> **Your assignment**
Take every line in the entries that includes the word "Administrativo" and copy it.
*** Opening of Data records ***
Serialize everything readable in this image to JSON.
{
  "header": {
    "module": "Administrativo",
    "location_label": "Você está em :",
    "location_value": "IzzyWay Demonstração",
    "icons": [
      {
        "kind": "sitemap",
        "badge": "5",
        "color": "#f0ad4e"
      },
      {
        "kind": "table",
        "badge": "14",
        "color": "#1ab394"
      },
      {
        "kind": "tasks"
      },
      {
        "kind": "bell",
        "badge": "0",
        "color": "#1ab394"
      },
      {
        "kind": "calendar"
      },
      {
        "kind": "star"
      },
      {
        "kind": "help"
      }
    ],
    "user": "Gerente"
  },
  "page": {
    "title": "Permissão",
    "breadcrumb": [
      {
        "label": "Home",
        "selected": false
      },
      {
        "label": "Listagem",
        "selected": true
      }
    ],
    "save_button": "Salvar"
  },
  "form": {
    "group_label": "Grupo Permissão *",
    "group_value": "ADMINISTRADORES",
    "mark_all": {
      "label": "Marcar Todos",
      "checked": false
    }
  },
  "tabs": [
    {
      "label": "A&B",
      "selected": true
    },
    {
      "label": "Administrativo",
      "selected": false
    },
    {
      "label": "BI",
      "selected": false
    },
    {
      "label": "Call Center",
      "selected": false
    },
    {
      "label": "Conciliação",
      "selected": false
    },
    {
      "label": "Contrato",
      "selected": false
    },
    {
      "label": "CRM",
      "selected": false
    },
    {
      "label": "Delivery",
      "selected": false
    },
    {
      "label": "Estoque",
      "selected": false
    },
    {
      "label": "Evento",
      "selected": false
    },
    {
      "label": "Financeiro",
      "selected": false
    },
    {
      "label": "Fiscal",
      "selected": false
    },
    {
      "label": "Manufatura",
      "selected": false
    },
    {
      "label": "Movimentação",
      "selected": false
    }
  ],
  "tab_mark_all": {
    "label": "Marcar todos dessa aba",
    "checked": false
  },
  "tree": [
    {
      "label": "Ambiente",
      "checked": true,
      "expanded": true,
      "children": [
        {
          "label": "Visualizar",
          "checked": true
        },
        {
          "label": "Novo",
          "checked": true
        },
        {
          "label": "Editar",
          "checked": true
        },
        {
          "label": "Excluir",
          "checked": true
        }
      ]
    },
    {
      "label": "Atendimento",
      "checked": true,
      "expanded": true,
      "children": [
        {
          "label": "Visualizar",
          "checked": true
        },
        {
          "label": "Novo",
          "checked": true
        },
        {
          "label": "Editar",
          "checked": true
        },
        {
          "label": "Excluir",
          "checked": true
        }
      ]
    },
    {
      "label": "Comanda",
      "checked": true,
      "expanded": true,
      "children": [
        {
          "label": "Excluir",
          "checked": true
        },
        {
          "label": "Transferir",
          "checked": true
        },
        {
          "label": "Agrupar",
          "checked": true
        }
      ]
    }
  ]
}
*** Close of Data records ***
> **Answer for the task**
    "module": "Administrativo",
      "label": "Administrativo",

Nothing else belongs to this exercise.